Six snaps in, Eagles left tackle Jordan Mailata injured his shoulder. In the fourth quarter, right guard Isaac Seumalo hurt his ankle.
With the game against the Jaguars on the line, the Eagles had two of their elite offensive linemen on the sidelines.
Ready to crisis-manage the situation was offensive line coach Jeff Stoutland, who also is the run game coordinator. He sent in Jack Driscoll to replace Mailata, and Sua Opeta to replace Seumalo.
“We had to play some guys today and you can see what a good job that Coach Stout does of developing guys and getting guys ready to play that might not play,” head coach Nick Sirianni said.
“Jack Driscoll, Sua — those guys stepped in and did a really nice job.”
The offensive line led the way for Eagles runners to gain 210 yards on 50 attempts in their 29-21 victory in windy, wet conditions — ideal weather to control the ball on the ground.
In this week’s coaches’ critique — where we look at the performance of Eagles’ coaches, good and bad — we sing the praises of Stoutland.
- “We have a next-man-up mentality,” said running back Miles Sanders, who set career highs with 27 carries and 134 yards.
- “We got the best offensive line coach in the league coaching these guys. Whoever is next man up is going to produce in there, no matter who’s in there.”
Stoutland, in his 10th season with the Eagles, often is the center of attention, receiving universal praise for his offensive line. His assistant offensive line coach is Roy Istvan, who has coached for 33 years and has been with the Eagles since 2019.
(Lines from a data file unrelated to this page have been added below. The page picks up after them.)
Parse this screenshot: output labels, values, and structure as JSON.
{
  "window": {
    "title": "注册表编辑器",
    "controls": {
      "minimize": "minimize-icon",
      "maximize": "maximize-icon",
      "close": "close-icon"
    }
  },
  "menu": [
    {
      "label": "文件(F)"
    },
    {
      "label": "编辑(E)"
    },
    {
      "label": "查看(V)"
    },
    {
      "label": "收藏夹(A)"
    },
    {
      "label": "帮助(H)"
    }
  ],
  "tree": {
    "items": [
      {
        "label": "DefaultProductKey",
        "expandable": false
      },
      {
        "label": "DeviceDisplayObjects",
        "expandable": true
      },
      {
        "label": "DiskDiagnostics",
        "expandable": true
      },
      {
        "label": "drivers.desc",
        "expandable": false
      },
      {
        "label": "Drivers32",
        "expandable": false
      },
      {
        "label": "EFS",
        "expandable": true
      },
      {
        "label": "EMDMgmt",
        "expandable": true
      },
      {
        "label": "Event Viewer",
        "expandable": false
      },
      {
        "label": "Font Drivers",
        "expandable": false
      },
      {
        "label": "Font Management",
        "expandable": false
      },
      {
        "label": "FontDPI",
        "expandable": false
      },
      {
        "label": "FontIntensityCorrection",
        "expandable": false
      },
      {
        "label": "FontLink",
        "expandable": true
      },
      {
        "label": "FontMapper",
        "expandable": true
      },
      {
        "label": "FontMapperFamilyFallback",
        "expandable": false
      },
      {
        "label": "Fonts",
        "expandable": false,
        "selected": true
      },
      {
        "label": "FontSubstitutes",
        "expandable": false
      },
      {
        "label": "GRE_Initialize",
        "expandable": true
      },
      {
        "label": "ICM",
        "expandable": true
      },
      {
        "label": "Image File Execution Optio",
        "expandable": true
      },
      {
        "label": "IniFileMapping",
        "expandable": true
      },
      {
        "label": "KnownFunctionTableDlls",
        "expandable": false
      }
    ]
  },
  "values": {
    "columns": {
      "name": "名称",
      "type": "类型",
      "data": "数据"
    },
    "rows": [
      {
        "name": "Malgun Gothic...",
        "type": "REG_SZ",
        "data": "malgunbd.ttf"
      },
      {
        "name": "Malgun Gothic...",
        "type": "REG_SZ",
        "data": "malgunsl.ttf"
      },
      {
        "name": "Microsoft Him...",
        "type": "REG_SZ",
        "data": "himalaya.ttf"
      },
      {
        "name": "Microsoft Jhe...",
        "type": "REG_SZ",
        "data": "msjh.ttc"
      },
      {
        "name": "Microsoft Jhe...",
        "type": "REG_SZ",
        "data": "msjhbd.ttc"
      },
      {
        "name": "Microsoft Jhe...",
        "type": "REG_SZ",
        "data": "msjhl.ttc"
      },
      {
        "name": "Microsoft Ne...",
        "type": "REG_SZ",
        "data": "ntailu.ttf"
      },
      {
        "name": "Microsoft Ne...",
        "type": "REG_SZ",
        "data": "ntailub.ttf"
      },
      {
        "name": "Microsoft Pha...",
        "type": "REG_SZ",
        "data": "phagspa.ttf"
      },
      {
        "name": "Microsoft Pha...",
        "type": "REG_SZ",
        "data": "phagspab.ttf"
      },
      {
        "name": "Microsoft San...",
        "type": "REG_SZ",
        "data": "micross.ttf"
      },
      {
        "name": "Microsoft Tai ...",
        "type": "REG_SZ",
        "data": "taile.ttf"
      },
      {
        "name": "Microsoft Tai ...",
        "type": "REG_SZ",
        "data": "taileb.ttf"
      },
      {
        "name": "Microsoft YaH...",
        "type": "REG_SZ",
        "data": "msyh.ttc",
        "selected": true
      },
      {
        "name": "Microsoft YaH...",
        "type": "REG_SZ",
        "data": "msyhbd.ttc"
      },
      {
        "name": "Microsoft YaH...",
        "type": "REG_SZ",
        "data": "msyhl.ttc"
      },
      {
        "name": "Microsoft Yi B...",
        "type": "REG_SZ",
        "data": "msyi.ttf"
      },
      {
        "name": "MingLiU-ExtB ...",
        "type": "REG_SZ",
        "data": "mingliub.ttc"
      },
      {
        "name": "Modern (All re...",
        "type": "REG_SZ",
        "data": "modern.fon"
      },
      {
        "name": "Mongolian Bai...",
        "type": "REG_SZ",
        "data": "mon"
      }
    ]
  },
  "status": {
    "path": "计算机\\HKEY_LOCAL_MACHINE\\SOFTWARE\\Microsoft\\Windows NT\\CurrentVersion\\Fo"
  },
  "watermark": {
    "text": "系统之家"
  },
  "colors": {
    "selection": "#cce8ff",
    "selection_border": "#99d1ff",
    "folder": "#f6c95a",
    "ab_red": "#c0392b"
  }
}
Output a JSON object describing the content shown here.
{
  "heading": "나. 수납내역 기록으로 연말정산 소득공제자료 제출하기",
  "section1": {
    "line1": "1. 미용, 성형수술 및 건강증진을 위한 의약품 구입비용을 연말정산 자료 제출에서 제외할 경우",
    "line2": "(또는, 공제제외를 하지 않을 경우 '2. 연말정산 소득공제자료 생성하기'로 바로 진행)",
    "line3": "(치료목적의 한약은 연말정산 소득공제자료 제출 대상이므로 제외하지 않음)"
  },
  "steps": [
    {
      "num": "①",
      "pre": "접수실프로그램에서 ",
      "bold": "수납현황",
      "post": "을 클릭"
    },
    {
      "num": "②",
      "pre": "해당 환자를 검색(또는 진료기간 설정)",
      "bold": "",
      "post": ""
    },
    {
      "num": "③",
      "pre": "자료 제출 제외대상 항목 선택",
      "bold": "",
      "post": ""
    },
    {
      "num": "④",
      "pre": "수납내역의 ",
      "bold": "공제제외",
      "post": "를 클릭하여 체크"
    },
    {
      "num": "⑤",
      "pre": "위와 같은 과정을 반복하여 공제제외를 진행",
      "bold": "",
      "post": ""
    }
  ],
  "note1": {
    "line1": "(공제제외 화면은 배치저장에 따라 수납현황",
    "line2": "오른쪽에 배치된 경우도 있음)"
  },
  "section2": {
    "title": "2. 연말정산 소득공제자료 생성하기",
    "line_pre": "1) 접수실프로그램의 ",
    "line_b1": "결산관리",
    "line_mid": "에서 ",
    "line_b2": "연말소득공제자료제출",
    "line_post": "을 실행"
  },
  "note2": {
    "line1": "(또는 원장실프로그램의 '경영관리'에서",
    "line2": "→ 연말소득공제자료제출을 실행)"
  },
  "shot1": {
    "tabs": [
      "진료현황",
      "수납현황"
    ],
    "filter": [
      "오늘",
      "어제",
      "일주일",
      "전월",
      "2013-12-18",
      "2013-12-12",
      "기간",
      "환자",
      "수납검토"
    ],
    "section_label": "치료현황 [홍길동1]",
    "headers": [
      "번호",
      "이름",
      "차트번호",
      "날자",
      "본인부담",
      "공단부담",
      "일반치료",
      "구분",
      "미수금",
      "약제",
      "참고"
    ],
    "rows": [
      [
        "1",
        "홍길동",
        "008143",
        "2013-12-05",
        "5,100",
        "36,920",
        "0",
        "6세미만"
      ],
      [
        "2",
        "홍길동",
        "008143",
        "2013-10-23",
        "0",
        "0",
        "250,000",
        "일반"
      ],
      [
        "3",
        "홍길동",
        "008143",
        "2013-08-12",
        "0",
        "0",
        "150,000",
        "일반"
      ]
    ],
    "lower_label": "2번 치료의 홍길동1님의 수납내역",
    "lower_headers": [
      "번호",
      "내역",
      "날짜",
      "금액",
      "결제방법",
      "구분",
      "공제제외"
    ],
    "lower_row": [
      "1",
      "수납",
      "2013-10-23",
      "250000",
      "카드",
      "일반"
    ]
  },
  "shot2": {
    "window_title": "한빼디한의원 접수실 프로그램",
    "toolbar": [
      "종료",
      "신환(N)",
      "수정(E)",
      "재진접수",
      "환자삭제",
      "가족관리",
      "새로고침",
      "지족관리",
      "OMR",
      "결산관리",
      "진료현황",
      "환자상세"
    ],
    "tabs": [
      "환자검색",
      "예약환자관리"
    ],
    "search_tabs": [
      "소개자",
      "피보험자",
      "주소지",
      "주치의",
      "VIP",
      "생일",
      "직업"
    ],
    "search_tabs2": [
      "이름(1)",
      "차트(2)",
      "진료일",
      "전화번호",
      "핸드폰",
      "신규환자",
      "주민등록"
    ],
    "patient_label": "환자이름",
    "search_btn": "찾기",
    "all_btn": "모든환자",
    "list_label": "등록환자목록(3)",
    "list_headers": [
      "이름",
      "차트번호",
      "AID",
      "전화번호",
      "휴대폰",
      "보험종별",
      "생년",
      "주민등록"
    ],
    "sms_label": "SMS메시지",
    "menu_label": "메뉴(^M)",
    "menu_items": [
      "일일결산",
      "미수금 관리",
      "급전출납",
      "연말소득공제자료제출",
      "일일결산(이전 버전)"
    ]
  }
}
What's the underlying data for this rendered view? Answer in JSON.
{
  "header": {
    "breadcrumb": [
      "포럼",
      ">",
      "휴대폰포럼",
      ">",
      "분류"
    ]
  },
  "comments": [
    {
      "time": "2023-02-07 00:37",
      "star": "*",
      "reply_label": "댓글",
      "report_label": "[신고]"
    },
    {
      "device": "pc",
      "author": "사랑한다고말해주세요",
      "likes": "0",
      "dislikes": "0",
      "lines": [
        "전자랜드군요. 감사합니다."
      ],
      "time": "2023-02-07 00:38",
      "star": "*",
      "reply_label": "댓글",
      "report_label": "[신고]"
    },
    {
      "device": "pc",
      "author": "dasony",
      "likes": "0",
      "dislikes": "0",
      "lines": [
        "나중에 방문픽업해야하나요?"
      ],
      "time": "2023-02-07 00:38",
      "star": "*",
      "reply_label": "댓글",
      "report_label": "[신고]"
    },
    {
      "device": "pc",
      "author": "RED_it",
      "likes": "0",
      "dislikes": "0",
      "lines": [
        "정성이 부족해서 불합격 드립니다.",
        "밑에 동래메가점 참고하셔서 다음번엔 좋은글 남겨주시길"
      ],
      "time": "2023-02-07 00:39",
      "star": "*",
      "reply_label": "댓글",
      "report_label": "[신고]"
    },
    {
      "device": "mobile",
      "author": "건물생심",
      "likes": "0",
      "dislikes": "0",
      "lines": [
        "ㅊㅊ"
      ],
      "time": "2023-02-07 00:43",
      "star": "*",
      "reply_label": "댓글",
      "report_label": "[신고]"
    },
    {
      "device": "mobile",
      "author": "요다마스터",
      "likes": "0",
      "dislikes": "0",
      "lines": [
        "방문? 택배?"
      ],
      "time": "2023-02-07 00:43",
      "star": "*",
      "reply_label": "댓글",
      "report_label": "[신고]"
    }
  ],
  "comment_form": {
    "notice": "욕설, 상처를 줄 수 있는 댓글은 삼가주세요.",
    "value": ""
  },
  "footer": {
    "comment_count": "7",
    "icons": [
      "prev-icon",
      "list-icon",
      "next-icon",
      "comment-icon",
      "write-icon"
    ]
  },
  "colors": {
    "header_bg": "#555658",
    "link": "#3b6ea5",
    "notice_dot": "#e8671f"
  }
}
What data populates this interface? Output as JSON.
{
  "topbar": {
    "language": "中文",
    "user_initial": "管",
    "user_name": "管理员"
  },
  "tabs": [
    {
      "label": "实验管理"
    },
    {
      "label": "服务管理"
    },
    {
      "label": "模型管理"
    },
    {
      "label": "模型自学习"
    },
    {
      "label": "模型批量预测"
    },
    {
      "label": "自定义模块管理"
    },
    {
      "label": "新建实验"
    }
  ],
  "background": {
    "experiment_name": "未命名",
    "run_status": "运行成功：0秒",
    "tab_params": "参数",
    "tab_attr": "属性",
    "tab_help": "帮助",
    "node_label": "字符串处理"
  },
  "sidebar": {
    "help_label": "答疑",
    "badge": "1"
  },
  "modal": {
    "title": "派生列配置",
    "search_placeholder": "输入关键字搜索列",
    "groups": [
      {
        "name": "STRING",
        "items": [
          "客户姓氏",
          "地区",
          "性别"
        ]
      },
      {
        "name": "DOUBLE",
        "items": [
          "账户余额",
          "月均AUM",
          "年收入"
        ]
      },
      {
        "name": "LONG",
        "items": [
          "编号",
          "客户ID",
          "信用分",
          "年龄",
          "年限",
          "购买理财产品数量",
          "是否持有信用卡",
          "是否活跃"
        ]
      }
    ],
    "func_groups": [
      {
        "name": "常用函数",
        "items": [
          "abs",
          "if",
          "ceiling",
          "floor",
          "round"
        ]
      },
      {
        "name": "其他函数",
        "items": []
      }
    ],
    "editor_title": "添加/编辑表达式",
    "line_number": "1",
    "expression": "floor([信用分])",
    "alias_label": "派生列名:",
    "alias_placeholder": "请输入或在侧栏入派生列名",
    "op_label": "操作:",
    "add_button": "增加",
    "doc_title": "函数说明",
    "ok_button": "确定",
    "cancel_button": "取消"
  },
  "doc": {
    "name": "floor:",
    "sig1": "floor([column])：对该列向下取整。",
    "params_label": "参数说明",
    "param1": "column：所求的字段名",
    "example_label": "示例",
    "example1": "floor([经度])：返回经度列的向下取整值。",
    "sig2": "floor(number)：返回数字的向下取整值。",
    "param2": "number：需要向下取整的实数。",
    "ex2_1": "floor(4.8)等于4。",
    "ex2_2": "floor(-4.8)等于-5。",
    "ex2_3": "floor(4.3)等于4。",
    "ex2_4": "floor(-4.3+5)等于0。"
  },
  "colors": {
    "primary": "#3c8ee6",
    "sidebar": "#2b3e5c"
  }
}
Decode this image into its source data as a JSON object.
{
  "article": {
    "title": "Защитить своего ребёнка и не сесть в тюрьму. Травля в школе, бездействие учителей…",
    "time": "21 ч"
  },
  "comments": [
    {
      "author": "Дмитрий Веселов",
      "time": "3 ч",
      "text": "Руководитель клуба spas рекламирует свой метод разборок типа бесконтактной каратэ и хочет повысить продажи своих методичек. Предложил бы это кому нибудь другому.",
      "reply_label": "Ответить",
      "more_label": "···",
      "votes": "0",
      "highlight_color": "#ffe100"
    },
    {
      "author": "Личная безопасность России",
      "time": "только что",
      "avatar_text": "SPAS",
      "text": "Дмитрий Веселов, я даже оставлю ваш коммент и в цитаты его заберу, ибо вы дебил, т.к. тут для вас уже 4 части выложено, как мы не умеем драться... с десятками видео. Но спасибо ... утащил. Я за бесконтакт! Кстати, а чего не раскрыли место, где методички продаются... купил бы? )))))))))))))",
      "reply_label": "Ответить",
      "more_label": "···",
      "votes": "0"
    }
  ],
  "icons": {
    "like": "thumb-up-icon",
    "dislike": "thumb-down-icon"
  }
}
Last year, the Eagles led the NFL in rushing. This year, they are ranked fifth in rushing and second in total offense.
Stoutland’s unit is considered the NFL’s best. And evidently, his backups are pretty good, too.
- “Well, we have a lot of confidence in the back-ups, and Jack stepped in, and credit to him, the work he’s put in, and Stout does an unbelievable job getting those guys ready,” offensive coordinator Shane Steichen said.
- “Anytime your number is going to get called, you’ve got to be ready to go in and execute at a high level. I think Sua and Jack did a hell of a job coming in there and doing what we needed to win that football game.”
KELCE ON STOUTLAND
One of Stoutland’s charges is a future Hall of Famer, Jason Kelce, one of the acknowledged leaders of the team. When Kelce talks, it carries a lot of weight.
- “Stout’s hard to describe because, man, you can’t fully comprehend it until you’re in there with him and being coached by him,” Kelce said.
- “Obviously, he’s extremely knowledgeable, experienced and strategic and able to build a game plan and something that’s conducive to the players.
- “He tells us all week, ‘Everything I do is to try and put you guys in good positions to succeed,’ and he does a phenomenal job of that, and that’s one of his strengths.
- “Then another one of his strengths is he’s an outstanding technician who understands how to hit run blocks, understands how to teach pass blocking and footwork and all of that.
- “But I think probably his greatest strength is his intensity, his passion and his energy … Sometimes you’re in awe of how much energy he brings every single day. He just never stops coaching.
- “Guys will joke about it, other coaches will joke about it, because it’s just so jaw dropping, the amount of endurance he has to coach people, and I think that’s why you see backups go in the game and play well.
- “He just can’t help himself. It’s just kind of like he was made to be an offensive line coach.”
Stoutland has coached for 39 years. He started in 1984, coaching linebackers at his alma mater Southern Connecticut State. He also coached at Syracuse, Cornell, Michigan State, Miami and Alabama.
He won national championships at Alabama in 2011 and 2012.
He joined the Eagles in 2013, hired by Chip Kelly.
Stoutland has had Pro Bowlers in nine consecutive seasons with the same team— the fifth coach to do so since the 1970 AFL-NFL merger. His players have earned 17 Pro Bowl berths.
- “When you’re in the meeting room with him, you better be [mentally] there because if you’re not there, he’s going to ask you a question cold calling,” Kelce said.
- “It’s like his signature, he’s gonna just spot up, and if you don’t have [the correct answer] on your tongue ready to go, he’s going to be ripping you.
- “I think he gets the most out of every player who has ever played for him. And that’s usually a mark of a pretty darn good coach.”